The Art of Unit Testing guides the reader on the journey from beginner to master in the subtle art of unit testing. Based on expert author Roy Osherove’s real-world development experiences, this book shows developers how to make sure the code that they write actually works as expected, and how to make these verifications as automated as possible. Not only that, the book shows techniques that help to make sure that the tests are maintainable, readable, and test the right thing over time, avoiding the "throw-away tests" phenomenon that plagues many shops that try to write unit tests without clear guidelines. In this way it helps you make your development process — and your business — more agile.

The Art of Unit Testing starts out with the basics of how to write unit tests, what makes a good unit test, and how to avoid the pitfalls you may encounter when you try to write unit tests. You’ll learn to build tests that are readable, accurate, and maintainable. Along the way, you’ll pick up a set of best practices and how-tos for key subjects, from using test frameworks to using Mock Objects to writing tests that run against a database.

The author establishes five rules for good unit tests built upon the three major principles that any good test be maintainable, trustworthy, and readable. You’ll find clear sections presenting established best practices to ensure that your tests will adhere to these principles. The book also provides clear guidance on what to test and where to start testing when you’re going into a legacy code project.
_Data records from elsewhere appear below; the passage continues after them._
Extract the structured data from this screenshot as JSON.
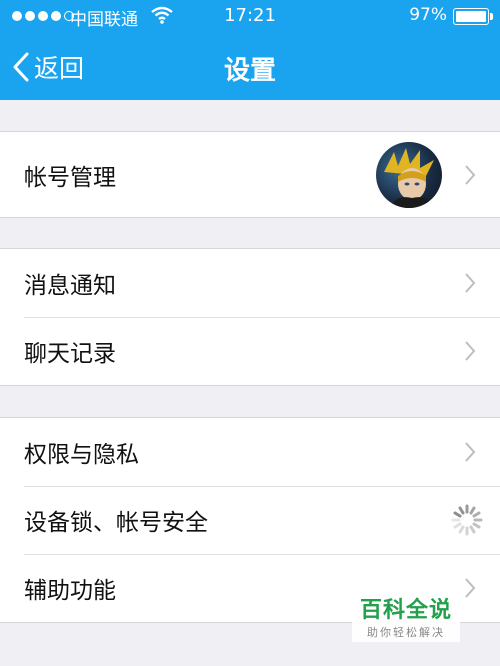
{
  "status_bar": {
    "carrier": "中国联通",
    "time": "17:21",
    "battery_percent": "97%"
  },
  "nav": {
    "back_label": "返回",
    "title": "设置"
  },
  "groups": [
    {
      "items": [
        {
          "label": "帐号管理",
          "accessory": "avatar"
        }
      ]
    },
    {
      "items": [
        {
          "label": "消息通知",
          "accessory": "chevron"
        },
        {
          "label": "聊天记录",
          "accessory": "chevron"
        }
      ]
    },
    {
      "items": [
        {
          "label": "权限与隐私",
          "accessory": "chevron"
        },
        {
          "label": "设备锁、帐号安全",
          "accessory": "loading-spinner"
        },
        {
          "label": "辅助功能",
          "accessory": "chevron"
        }
      ]
    }
  ],
  "watermark": {
    "title": "百科全说",
    "subtitle": "助你轻松解决"
  },
  "colors": {
    "header": "#1aa4f0",
    "background": "#efeff4",
    "chevron": "#bdbdc2",
    "watermark": "#22a04b"
  }
}
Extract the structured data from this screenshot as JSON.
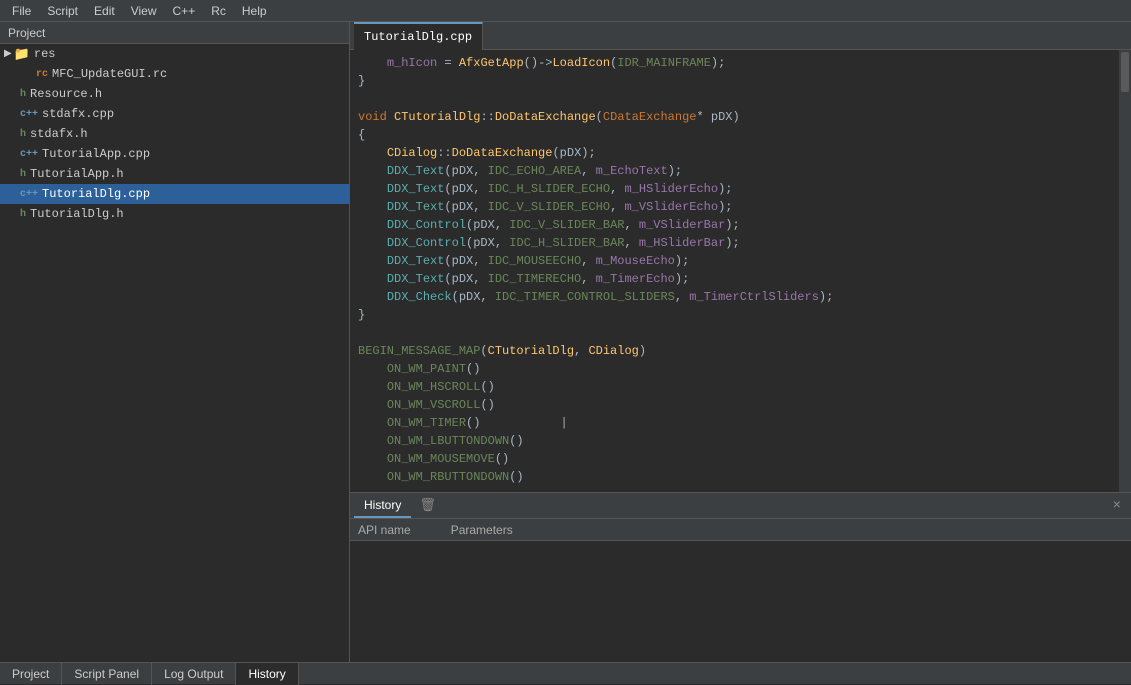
{
  "menubar": {
    "items": [
      "File",
      "Script",
      "Edit",
      "View",
      "C++",
      "Rc",
      "Help"
    ]
  },
  "sidebar": {
    "title": "Project",
    "items": [
      {
        "label": "res",
        "type": "folder",
        "indent": 1,
        "expanded": true
      },
      {
        "label": "MFC_UpdateGUI.rc",
        "type": "rc",
        "indent": 2
      },
      {
        "label": "Resource.h",
        "type": "h",
        "indent": 1
      },
      {
        "label": "stdafx.cpp",
        "type": "cpp",
        "indent": 1
      },
      {
        "label": "stdafx.h",
        "type": "h",
        "indent": 1
      },
      {
        "label": "TutorialApp.cpp",
        "type": "cpp",
        "indent": 1
      },
      {
        "label": "TutorialApp.h",
        "type": "h",
        "indent": 1
      },
      {
        "label": "TutorialDlg.cpp",
        "type": "cpp",
        "indent": 1,
        "selected": true
      },
      {
        "label": "TutorialDlg.h",
        "type": "h",
        "indent": 1
      }
    ]
  },
  "editor": {
    "active_tab": "TutorialDlg.cpp",
    "tabs": [
      "TutorialDlg.cpp"
    ]
  },
  "code": {
    "lines": [
      "    m_hIcon = AfxGetApp()->LoadIcon(IDR_MAINFRAME);",
      "}",
      "",
      "void CTutorialDlg::DoDataExchange(CDataExchange* pDX)",
      "{",
      "    CDialog::DoDataExchange(pDX);",
      "    DDX_Text(pDX, IDC_ECHO_AREA, m_EchoText);",
      "    DDX_Text(pDX, IDC_H_SLIDER_ECHO, m_HSliderEcho);",
      "    DDX_Text(pDX, IDC_V_SLIDER_ECHO, m_VSliderEcho);",
      "    DDX_Control(pDX, IDC_V_SLIDER_BAR, m_VSliderBar);",
      "    DDX_Control(pDX, IDC_H_SLIDER_BAR, m_HSliderBar);",
      "    DDX_Text(pDX, IDC_MOUSEECHO, m_MouseEcho);",
      "    DDX_Text(pDX, IDC_TIMERECHO, m_TimerEcho);",
      "    DDX_Check(pDX, IDC_TIMER_CONTROL_SLIDERS, m_TimerCtrlSliders);",
      "}",
      "",
      "BEGIN_MESSAGE_MAP(CTutorialDlg, CDialog)",
      "    ON_WM_PAINT()",
      "    ON_WM_HSCROLL()",
      "    ON_WM_VSCROLL()",
      "    ON_WM_TIMER()",
      "    ON_WM_LBUTTONDOWN()",
      "    ON_WM_MOUSEMOVE()",
      "    ON_WM_RBUTTONDOWN()"
    ]
  },
  "history_panel": {
    "tab_label": "History",
    "tab_icon": "trash-icon",
    "columns": [
      "API name",
      "Parameters"
    ],
    "close_label": "×"
  },
  "bottom_tabs": {
    "items": [
      {
        "label": "Project",
        "active": false
      },
      {
        "label": "Script Panel",
        "active": false
      },
      {
        "label": "Log Output",
        "active": false
      },
      {
        "label": "History",
        "active": true
      }
    ]
  }
}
Unlike other books on this topic, this book trades theory for real-world examples. It’s designed so that you, a working developer, can start writing better unit tests now.

Author: Roy Osherove
Expected publication date: Manning, April 2008
400 pages
(Early Access Program available)

Refactoring, Ruby Edition

01.24.2007 · Posted in Links

The content found on this site will eventually be compiled into Refactoring, Ruby Edition. With Martin Fowler’s permission, the existing examples found in Refactoring: Improving the Design of Existing Code are converted from Java to Ruby and explore any additional Refactorings that may pertain to Ruby development. The first phase of the project is the conversion process and the second is the Ruby specific content addition.

This website will be continually updated to show our progress.

Authors: Ali Aghareza, Stephen Chu, Jay Fields & John Hume

The Art of Agile Development

09.22.2006 · Posted in Links

James Shore has been writing a book on agile development to be published by O’Reilly. It’s called The Art of Agile Development and is a joint effort between James and chromatic, author of the Extreme Programming Pocket Guide.

Sections of the book have been published to allow Agile developers to be part of the review process.

The book’s aim is to provide an intensely practical reference that shows mainstream development teams how to adopt and use agile software development.

The book is divided in three sections: The Big Picture, Practicing XP, and Beyond XP. Part 2 is the heart of the book, containing all of the practices to form a complete agile methodology; it’s divided into six chapters: Thinking, Collaborating, Planning, Managing Code, Developing, and Deploying.

Authors: James Shore, Shane Warden
Expected date of publication: O’Reilly, November 2007